This not only builds the artifacts and creates the jar files, but also runs all unit- and integration-tests.

If you want to skip the running of tests (even if this is not encouraged) you can skip them all together.

mvn -P with-c,with-dotnet,with-go,with-python,with-sandbox install -DskipTests

This will not skip the compilation of tests, however.

Building the PLC4X Website with Maven

The PLC4X Website is also part of the same GIT repository that contains the code and it is built by Maven as well.

In order to build the website the following command should be sufficient:

mvn site

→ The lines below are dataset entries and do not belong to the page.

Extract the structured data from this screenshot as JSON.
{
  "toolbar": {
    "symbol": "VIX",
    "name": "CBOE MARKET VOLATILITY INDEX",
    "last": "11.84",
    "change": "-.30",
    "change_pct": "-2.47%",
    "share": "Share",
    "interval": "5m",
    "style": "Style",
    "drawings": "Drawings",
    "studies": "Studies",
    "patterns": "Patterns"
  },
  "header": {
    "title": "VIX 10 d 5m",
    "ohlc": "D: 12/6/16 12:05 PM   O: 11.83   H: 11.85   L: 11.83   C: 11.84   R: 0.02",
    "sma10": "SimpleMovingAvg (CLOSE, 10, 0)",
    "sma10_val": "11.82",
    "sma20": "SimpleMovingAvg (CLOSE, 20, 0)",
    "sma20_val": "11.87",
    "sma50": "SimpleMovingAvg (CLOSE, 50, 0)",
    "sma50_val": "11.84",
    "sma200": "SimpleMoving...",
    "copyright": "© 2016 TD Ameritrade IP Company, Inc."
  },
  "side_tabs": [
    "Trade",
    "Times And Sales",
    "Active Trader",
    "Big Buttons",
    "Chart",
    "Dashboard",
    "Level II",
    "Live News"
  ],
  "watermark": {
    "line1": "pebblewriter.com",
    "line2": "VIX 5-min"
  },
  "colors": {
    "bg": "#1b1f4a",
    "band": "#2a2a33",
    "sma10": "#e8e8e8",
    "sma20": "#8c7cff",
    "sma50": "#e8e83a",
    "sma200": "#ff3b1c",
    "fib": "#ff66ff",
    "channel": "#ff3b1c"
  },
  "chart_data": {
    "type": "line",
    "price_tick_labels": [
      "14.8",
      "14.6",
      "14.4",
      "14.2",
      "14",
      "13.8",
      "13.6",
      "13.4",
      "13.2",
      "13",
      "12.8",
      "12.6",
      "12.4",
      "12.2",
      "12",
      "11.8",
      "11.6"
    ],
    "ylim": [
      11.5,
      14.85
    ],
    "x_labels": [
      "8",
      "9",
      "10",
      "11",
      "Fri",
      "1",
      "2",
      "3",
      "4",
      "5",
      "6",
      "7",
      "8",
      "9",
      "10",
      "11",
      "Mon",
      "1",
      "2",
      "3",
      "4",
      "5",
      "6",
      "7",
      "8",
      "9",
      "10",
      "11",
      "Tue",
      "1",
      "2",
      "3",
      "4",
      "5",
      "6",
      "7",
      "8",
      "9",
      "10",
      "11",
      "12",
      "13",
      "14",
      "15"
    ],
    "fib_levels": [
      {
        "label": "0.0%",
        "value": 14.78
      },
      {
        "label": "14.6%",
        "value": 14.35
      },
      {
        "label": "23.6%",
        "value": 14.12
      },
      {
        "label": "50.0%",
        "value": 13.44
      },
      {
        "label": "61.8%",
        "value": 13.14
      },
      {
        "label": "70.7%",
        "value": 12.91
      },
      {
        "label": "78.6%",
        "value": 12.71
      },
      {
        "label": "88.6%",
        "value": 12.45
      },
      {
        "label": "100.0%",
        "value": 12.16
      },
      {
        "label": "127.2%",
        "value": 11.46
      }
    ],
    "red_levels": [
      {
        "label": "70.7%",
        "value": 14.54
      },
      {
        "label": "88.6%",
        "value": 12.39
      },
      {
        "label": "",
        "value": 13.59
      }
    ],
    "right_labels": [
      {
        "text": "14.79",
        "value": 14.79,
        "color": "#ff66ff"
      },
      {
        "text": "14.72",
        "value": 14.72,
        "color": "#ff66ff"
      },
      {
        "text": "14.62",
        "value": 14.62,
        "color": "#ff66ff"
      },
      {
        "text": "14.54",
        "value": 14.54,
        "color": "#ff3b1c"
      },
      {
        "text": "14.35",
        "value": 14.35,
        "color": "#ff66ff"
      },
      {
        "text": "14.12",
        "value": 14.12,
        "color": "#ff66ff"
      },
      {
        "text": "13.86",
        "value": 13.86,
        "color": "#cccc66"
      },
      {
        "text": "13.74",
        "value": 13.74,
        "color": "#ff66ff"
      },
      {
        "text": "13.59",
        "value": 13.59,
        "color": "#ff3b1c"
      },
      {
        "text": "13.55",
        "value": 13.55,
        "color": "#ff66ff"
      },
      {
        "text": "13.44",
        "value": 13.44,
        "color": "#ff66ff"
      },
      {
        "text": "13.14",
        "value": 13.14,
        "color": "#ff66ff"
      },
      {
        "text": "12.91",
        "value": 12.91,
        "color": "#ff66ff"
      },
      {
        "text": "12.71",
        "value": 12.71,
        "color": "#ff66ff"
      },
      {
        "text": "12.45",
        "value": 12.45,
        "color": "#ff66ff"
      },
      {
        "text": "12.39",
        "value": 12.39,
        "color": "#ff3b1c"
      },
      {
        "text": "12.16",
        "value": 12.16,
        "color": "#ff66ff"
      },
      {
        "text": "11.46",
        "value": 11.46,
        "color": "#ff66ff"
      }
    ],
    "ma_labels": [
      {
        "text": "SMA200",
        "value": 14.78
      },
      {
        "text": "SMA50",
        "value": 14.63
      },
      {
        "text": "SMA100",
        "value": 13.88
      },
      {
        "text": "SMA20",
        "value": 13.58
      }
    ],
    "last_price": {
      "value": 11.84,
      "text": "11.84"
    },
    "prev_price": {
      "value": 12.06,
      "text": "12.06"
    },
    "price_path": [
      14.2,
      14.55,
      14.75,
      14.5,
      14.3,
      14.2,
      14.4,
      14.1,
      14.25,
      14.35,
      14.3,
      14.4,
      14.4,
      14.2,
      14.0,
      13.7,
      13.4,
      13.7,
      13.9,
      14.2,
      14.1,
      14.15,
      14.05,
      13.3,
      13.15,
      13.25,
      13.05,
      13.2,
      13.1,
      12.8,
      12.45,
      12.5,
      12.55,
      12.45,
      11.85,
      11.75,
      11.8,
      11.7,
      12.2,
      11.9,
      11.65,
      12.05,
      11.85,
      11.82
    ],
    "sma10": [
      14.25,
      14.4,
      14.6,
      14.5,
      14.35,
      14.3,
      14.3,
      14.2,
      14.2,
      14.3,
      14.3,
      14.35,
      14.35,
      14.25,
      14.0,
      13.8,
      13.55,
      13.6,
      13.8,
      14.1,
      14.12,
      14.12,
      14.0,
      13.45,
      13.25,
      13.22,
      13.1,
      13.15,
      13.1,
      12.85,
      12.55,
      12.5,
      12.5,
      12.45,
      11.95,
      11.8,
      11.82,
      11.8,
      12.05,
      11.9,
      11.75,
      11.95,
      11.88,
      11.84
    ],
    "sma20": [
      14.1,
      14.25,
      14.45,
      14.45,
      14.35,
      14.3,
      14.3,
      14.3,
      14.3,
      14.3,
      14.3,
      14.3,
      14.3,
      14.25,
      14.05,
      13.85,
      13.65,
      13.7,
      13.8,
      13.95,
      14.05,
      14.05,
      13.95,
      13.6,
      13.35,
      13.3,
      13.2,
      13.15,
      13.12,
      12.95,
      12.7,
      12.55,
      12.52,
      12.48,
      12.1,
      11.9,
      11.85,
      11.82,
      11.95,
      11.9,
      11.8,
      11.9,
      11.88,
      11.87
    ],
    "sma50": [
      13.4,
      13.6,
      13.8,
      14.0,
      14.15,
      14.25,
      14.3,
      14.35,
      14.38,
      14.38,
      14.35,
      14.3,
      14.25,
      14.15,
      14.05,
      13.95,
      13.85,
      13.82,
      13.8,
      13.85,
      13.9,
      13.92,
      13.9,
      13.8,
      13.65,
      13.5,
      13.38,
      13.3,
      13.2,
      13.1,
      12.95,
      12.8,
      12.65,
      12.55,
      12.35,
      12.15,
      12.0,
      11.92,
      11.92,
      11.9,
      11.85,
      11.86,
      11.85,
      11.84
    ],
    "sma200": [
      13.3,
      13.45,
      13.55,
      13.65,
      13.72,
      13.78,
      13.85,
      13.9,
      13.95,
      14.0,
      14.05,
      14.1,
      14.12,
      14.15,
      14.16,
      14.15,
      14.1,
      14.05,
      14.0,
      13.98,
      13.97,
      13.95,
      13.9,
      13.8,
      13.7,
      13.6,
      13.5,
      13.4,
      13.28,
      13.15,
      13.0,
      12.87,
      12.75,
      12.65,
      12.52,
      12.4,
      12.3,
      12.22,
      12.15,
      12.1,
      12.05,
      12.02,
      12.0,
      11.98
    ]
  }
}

This is just a quick-start version of the site generation, for a fully detailed documentation please read the Website documentation page.

Some special Maven profiles

Maven supports so-called profiles for customizing the build in special cases. We have tried to keep the number of profiles as low as possible. So far there is only one profile.

apache-release profile

This profile is automatically enabled on a release-build and it automatically creates some additional artifacts:

  • JavaDoc artifact

  • Sources artifact

  • Source distribution assembly

  • SHA512 checksum files for every artifact

  • PGP signature files for every artifact

Generally it is not required to enable ths profile unless you are interested in these Artifacts.

debug-pom profile

Especially for Maven beginners, it might be difficult to understand why a module builds the way it does. Maven contains a lot of concepts to inherit and override settings.

The debug-pom profile will generate the so-called effective pom in the modules target directory.

This file contains 100% of the settings Maven uses to execute. All settings are inherited and overridden. All Properties are expanded to the value Maven uses.

So whenever Maven doesn’t behave the way you expect it to, just enable this profile and it should help you find out, what’s going on.

development profile

This profile enables some extra strict enforcer rules. It is encouraged to activate this profile during development.

In the CI Build this profile is enabled.

skip-prerequisite-check profile

Some times, actually only on the build-server we have encountered random failures of the prerequisite check build step.

In order to still be able to build in this case, activating this profile simply disables these checks.

Use the compiled library with Gradle

Compiling the library as explained here add the new version in the local Maven repository (i.e. usually under ~/.m2/repository on linux like systems), if you would like to use Gradle as Build Tool for your project you have just to use a local repository in your Gradle build.gradle file.

Here there’s an example:

repositories {

dependencies {
    implementation group: 'org.apache.plc4x', name: 'plc4j-api', version: '0.8.0-SNAPSHOT'
    implementation group: 'org.apache.plc4x', name: 'plc4j-driver-s7', version: '0.8.0-SNAPSHOT'
    implementation group: 'org.apache.plc4x', name: 'plc4j-connection-pool', version: '0.8.0-SNAPSHOT'